WHAT TO PRODUCE: Starting at the line with "Parse this screenshot: output", return every line through the final one of the data, word for word. Pictures stay out.

INPUT FOR THIS TASK:
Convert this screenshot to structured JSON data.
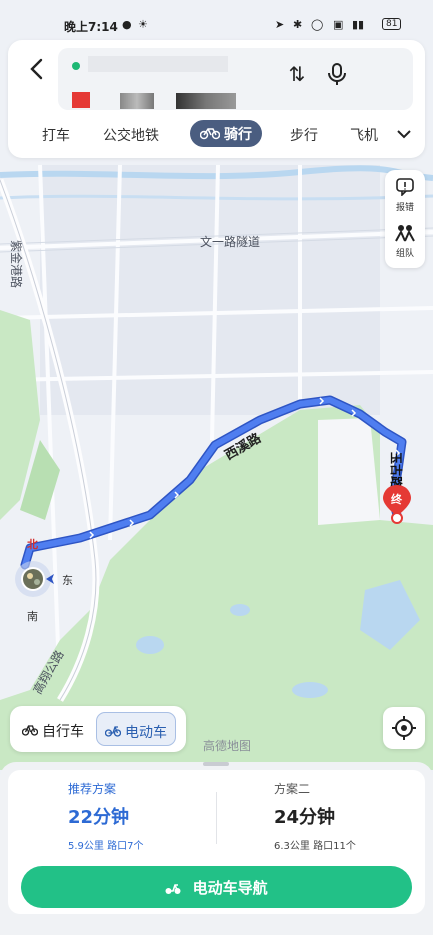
{
  "status_bar": {
    "time": "晚上7:14",
    "battery": "81",
    "icons": [
      "location-icon",
      "bluetooth-icon",
      "hd-icon",
      "wifi-icon",
      "signal-icon",
      "battery-icon"
    ]
  },
  "search": {
    "modes": [
      {
        "label": "打车",
        "active": false
      },
      {
        "label": "公交地铁",
        "active": false
      },
      {
        "label": "骑行",
        "active": true,
        "icon": "bicycle-icon"
      },
      {
        "label": "步行",
        "active": false
      },
      {
        "label": "飞机",
        "active": false
      }
    ]
  },
  "map": {
    "labels": {
      "road_tunnel": "文一路隧道",
      "xixi_road": "西溪路",
      "yugu_road": "玉古路",
      "zijingang_road": "紫金港路",
      "north": "北",
      "east": "东",
      "south": "南",
      "end_marker": "终",
      "gaoxiang_road": "高翔公路",
      "watermark": "高德地图"
    },
    "colors": {
      "route": "#3f6ce1",
      "green_area": "#c9e8c4",
      "water": "#b9d7f0",
      "end_marker": "#e53935"
    }
  },
  "side_tools": [
    {
      "label": "报错",
      "icon": "report-icon"
    },
    {
      "label": "组队",
      "icon": "team-icon"
    }
  ],
  "vehicle_toggle": [
    {
      "label": "自行车",
      "active": false,
      "icon": "bicycle-icon"
    },
    {
      "label": "电动车",
      "active": true,
      "icon": "ebike-icon"
    }
  ],
  "plans": [
    {
      "label": "推荐方案",
      "time": "22分钟",
      "distance": "5.9公里",
      "crossings": "路口7个",
      "recommended": true
    },
    {
      "label": "方案二",
      "time": "24分钟",
      "distance": "6.3公里",
      "crossings": "路口11个",
      "recommended": false
    }
  ],
  "nav_button": {
    "label": "电动车导航"
  }
}
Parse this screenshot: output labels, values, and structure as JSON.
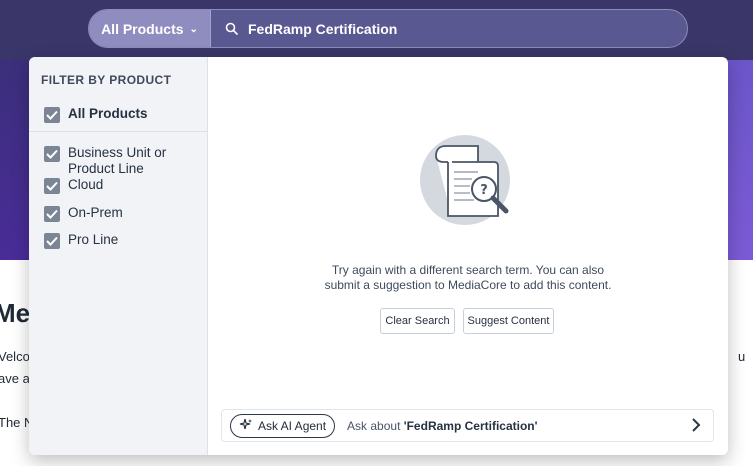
{
  "search": {
    "scope_label": "All Products",
    "query": "FedRamp Certification",
    "placeholder": ""
  },
  "filter": {
    "title": "FILTER BY PRODUCT",
    "items": [
      {
        "label": "All Products",
        "checked": true
      },
      {
        "label": "Business Unit or Product Line",
        "checked": true
      },
      {
        "label": "Cloud",
        "checked": true
      },
      {
        "label": "On-Prem",
        "checked": true
      },
      {
        "label": "Pro Line",
        "checked": true
      }
    ]
  },
  "empty_state": {
    "message_line1": "Try again with a different search term. You can also",
    "message_line2": "submit a suggestion to MediaCore to add this content.",
    "clear_button": "Clear Search",
    "suggest_button": "Suggest Content"
  },
  "ai": {
    "button_label": "Ask AI Agent",
    "ask_prefix": "Ask about ",
    "ask_query": "'FedRamp Certification'"
  },
  "background": {
    "title_fragment": "Mec",
    "line1": "Velco",
    "line2": "ave a",
    "line3": "The N",
    "right_fragment": "u"
  },
  "colors": {
    "header": "#3a3669",
    "hero": "#4a2c9a",
    "scope_button": "#8f8cbf",
    "checkbox": "#7b8593"
  }
}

RESULT:
Parse this screenshot: output labels, values, and structure as JSON.
{
  "search": {
    "scope_label": "All Products",
    "query": "FedRamp Certification",
    "placeholder": ""
  },
  "filter": {
    "title": "FILTER BY PRODUCT",
    "items": [
      {
        "label": "All Products",
        "checked": true
      },
      {
        "label": "Business Unit or Product Line",
        "checked": true
      },
      {
        "label": "Cloud",
        "checked": true
      },
      {
        "label": "On-Prem",
        "checked": true
      },
      {
        "label": "Pro Line",
        "checked": true
      }
    ]
  },
  "empty_state": {
    "message_line1": "Try again with a different search term. You can also",
    "message_line2": "submit a suggestion to MediaCore to add this content.",
    "clear_button": "Clear Search",
    "suggest_button": "Suggest Content"
  },
  "ai": {
    "button_label": "Ask AI Agent",
    "ask_prefix": "Ask about ",
    "ask_query": "'FedRamp Certification'"
  },
  "background": {
    "title_fragment": "Mec",
    "line1": "Velco",
    "line2": "ave a",
    "line3": "The N",
    "right_fragment": "u"
  },
  "colors": {
    "header": "#3a3669",
    "hero": "#4a2c9a",
    "scope_button": "#8f8cbf",
    "checkbox": "#7b8593"
  }
}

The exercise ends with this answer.